# EXERCISE PROMPT:
In the copy, keep every record exact and leave out all images.

Page and application data records:
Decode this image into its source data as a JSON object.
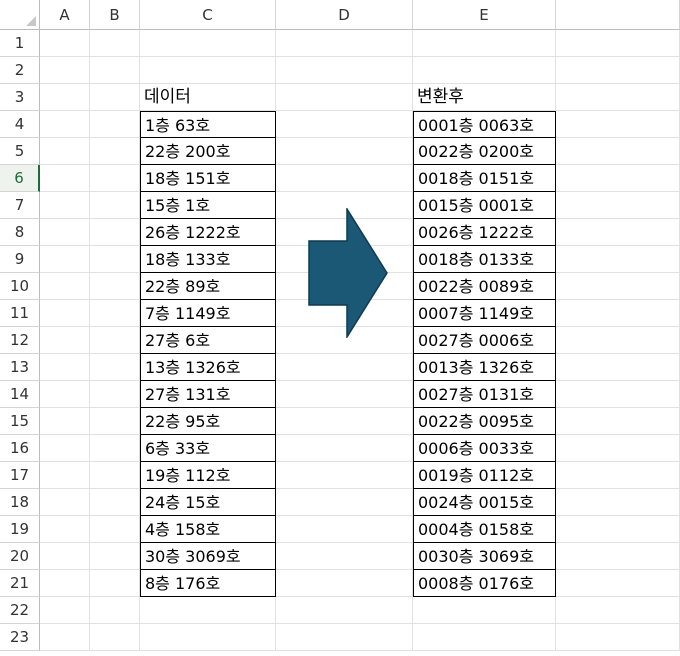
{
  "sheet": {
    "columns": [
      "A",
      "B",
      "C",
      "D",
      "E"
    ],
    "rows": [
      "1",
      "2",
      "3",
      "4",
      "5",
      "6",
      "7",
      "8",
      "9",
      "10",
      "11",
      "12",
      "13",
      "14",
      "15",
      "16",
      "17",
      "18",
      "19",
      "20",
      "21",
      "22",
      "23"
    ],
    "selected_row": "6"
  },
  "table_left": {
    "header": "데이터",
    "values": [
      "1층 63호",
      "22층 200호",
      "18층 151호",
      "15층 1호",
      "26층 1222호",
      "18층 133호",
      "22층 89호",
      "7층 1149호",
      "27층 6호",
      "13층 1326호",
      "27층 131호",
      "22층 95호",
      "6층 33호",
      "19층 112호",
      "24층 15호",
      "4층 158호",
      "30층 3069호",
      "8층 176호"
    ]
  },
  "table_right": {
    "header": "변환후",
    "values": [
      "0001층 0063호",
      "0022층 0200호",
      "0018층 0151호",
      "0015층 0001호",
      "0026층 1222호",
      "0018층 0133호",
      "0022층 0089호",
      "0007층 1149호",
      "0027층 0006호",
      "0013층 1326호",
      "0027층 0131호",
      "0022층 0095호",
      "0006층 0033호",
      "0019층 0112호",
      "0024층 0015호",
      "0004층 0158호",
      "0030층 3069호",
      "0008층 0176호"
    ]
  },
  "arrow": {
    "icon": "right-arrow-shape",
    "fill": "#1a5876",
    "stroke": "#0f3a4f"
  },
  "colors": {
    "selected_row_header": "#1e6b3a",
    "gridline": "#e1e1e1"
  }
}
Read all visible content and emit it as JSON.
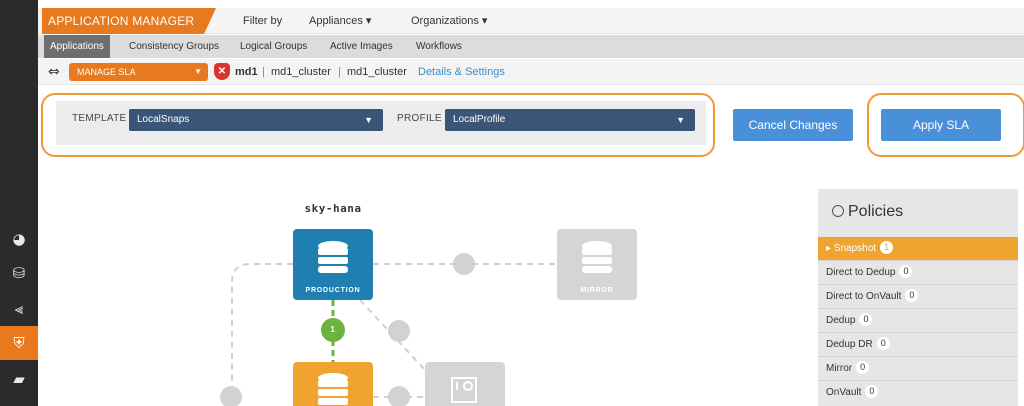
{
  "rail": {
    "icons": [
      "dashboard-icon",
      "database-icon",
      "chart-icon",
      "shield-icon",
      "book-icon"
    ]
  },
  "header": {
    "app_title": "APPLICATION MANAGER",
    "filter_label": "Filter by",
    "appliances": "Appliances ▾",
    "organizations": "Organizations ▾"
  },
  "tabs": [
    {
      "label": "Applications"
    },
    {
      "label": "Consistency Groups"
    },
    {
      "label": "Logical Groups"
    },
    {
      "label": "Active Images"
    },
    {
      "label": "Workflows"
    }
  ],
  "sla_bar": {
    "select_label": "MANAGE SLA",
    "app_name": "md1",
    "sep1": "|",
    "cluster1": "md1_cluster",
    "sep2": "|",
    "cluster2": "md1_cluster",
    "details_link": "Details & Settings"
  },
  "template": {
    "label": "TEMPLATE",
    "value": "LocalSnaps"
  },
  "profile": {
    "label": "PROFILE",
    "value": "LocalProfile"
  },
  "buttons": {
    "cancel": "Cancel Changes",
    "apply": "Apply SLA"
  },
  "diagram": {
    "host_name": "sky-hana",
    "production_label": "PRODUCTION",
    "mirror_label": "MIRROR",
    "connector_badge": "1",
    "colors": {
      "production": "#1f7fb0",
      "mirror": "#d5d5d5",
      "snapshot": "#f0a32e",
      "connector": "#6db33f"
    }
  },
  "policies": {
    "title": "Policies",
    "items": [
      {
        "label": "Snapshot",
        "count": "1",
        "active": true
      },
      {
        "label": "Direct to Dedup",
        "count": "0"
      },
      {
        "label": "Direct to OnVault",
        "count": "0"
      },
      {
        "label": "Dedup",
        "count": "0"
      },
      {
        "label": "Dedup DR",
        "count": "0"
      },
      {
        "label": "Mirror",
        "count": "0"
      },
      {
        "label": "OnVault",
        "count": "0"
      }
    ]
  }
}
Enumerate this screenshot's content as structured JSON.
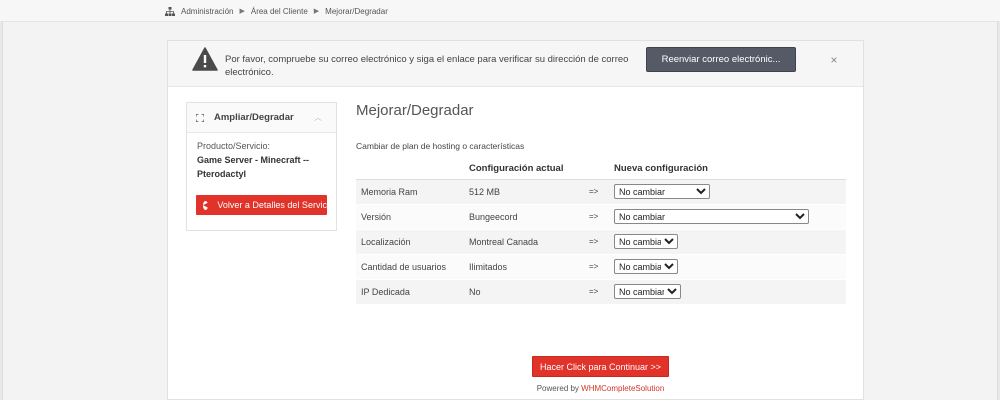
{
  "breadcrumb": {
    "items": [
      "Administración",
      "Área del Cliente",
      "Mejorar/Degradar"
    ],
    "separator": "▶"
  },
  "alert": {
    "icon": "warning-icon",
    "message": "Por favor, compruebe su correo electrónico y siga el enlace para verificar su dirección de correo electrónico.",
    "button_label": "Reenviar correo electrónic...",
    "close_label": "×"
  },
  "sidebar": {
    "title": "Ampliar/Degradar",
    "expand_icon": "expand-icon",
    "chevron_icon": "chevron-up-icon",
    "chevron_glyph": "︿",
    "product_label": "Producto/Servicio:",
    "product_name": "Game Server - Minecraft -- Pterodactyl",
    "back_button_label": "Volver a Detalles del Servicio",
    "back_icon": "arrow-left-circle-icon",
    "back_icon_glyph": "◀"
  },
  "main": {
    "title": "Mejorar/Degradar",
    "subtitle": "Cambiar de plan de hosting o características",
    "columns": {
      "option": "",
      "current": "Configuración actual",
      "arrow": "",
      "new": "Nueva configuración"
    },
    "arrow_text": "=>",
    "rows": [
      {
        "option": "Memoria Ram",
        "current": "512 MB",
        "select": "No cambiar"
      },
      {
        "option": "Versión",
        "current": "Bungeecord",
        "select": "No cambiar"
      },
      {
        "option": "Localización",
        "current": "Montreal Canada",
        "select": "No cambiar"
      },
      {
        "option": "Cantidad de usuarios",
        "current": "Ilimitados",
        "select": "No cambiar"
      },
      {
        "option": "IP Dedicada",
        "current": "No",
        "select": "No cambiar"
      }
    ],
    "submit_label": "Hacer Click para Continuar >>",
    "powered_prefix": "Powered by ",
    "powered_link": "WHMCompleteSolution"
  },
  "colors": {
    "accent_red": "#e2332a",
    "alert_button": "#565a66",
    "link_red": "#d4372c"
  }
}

# TASK RESPONSE:
Decode this image into its source data as a JSON object.
{
  "sheet": {
    "columns": [
      "A",
      "B",
      "C",
      "D",
      "E"
    ],
    "rows": [
      "1",
      "2",
      "3",
      "4",
      "5",
      "6",
      "7",
      "8",
      "9",
      "10",
      "11",
      "12",
      "13",
      "14",
      "15",
      "16",
      "17",
      "18",
      "19",
      "20",
      "21",
      "22",
      "23"
    ],
    "selected_row": "6"
  },
  "table_left": {
    "header": "데이터",
    "values": [
      "1층 63호",
      "22층 200호",
      "18층 151호",
      "15층 1호",
      "26층 1222호",
      "18층 133호",
      "22층 89호",
      "7층 1149호",
      "27층 6호",
      "13층 1326호",
      "27층 131호",
      "22층 95호",
      "6층 33호",
      "19층 112호",
      "24층 15호",
      "4층 158호",
      "30층 3069호",
      "8층 176호"
    ]
  },
  "table_right": {
    "header": "변환후",
    "values": [
      "0001층 0063호",
      "0022층 0200호",
      "0018층 0151호",
      "0015층 0001호",
      "0026층 1222호",
      "0018층 0133호",
      "0022층 0089호",
      "0007층 1149호",
      "0027층 0006호",
      "0013층 1326호",
      "0027층 0131호",
      "0022층 0095호",
      "0006층 0033호",
      "0019층 0112호",
      "0024층 0015호",
      "0004층 0158호",
      "0030층 3069호",
      "0008층 0176호"
    ]
  },
  "arrow": {
    "icon": "right-arrow-shape",
    "fill": "#1a5876",
    "stroke": "#0f3a4f"
  },
  "colors": {
    "selected_row_header": "#1e6b3a",
    "gridline": "#e1e1e1"
  }
}
Read all visible content and emit it as JSON.
{
  "rail": {
    "icons": [
      "dashboard-icon",
      "database-icon",
      "chart-icon",
      "shield-icon",
      "book-icon"
    ]
  },
  "header": {
    "app_title": "APPLICATION MANAGER",
    "filter_label": "Filter by",
    "appliances": "Appliances ▾",
    "organizations": "Organizations ▾"
  },
  "tabs": [
    {
      "label": "Applications"
    },
    {
      "label": "Consistency Groups"
    },
    {
      "label": "Logical Groups"
    },
    {
      "label": "Active Images"
    },
    {
      "label": "Workflows"
    }
  ],
  "sla_bar": {
    "select_label": "MANAGE SLA",
    "app_name": "md1",
    "sep1": "|",
    "cluster1": "md1_cluster",
    "sep2": "|",
    "cluster2": "md1_cluster",
    "details_link": "Details & Settings"
  },
  "template": {
    "label": "TEMPLATE",
    "value": "LocalSnaps"
  },
  "profile": {
    "label": "PROFILE",
    "value": "LocalProfile"
  },
  "buttons": {
    "cancel": "Cancel Changes",
    "apply": "Apply SLA"
  },
  "diagram": {
    "host_name": "sky-hana",
    "production_label": "PRODUCTION",
    "mirror_label": "MIRROR",
    "connector_badge": "1",
    "colors": {
      "production": "#1f7fb0",
      "mirror": "#d5d5d5",
      "snapshot": "#f0a32e",
      "connector": "#6db33f"
    }
  },
  "policies": {
    "title": "Policies",
    "items": [
      {
        "label": "Snapshot",
        "count": "1",
        "active": true
      },
      {
        "label": "Direct to Dedup",
        "count": "0"
      },
      {
        "label": "Direct to OnVault",
        "count": "0"
      },
      {
        "label": "Dedup",
        "count": "0"
      },
      {
        "label": "Dedup DR",
        "count": "0"
      },
      {
        "label": "Mirror",
        "count": "0"
      },
      {
        "label": "OnVault",
        "count": "0"
      }
    ]
  }
}
Enumerate this screenshot's content as structured JSON.
{
  "breadcrumb": {
    "items": [
      "Administración",
      "Área del Cliente",
      "Mejorar/Degradar"
    ],
    "separator": "▶"
  },
  "alert": {
    "icon": "warning-icon",
    "message": "Por favor, compruebe su correo electrónico y siga el enlace para verificar su dirección de correo electrónico.",
    "button_label": "Reenviar correo electrónic...",
    "close_label": "×"
  },
  "sidebar": {
    "title": "Ampliar/Degradar",
    "expand_icon": "expand-icon",
    "chevron_icon": "chevron-up-icon",
    "chevron_glyph": "︿",
    "product_label": "Producto/Servicio:",
    "product_name": "Game Server - Minecraft -- Pterodactyl",
    "back_button_label": "Volver a Detalles del Servicio",
    "back_icon": "arrow-left-circle-icon",
    "back_icon_glyph": "◀"
  },
  "main": {
    "title": "Mejorar/Degradar",
    "subtitle": "Cambiar de plan de hosting o características",
    "columns": {
      "option": "",
      "current": "Configuración actual",
      "arrow": "",
      "new": "Nueva configuración"
    },
    "arrow_text": "=>",
    "rows": [
      {
        "option": "Memoria Ram",
        "current": "512 MB",
        "select": "No cambiar"
      },
      {
        "option": "Versión",
        "current": "Bungeecord",
        "select": "No cambiar"
      },
      {
        "option": "Localización",
        "current": "Montreal Canada",
        "select": "No cambiar"
      },
      {
        "option": "Cantidad de usuarios",
        "current": "Ilimitados",
        "select": "No cambiar"
      },
      {
        "option": "IP Dedicada",
        "current": "No",
        "select": "No cambiar"
      }
    ],
    "submit_label": "Hacer Click para Continuar >>",
    "powered_prefix": "Powered by ",
    "powered_link": "WHMCompleteSolution"
  },
  "colors": {
    "accent_red": "#e2332a",
    "alert_button": "#565a66",
    "link_red": "#d4372c"
  }
}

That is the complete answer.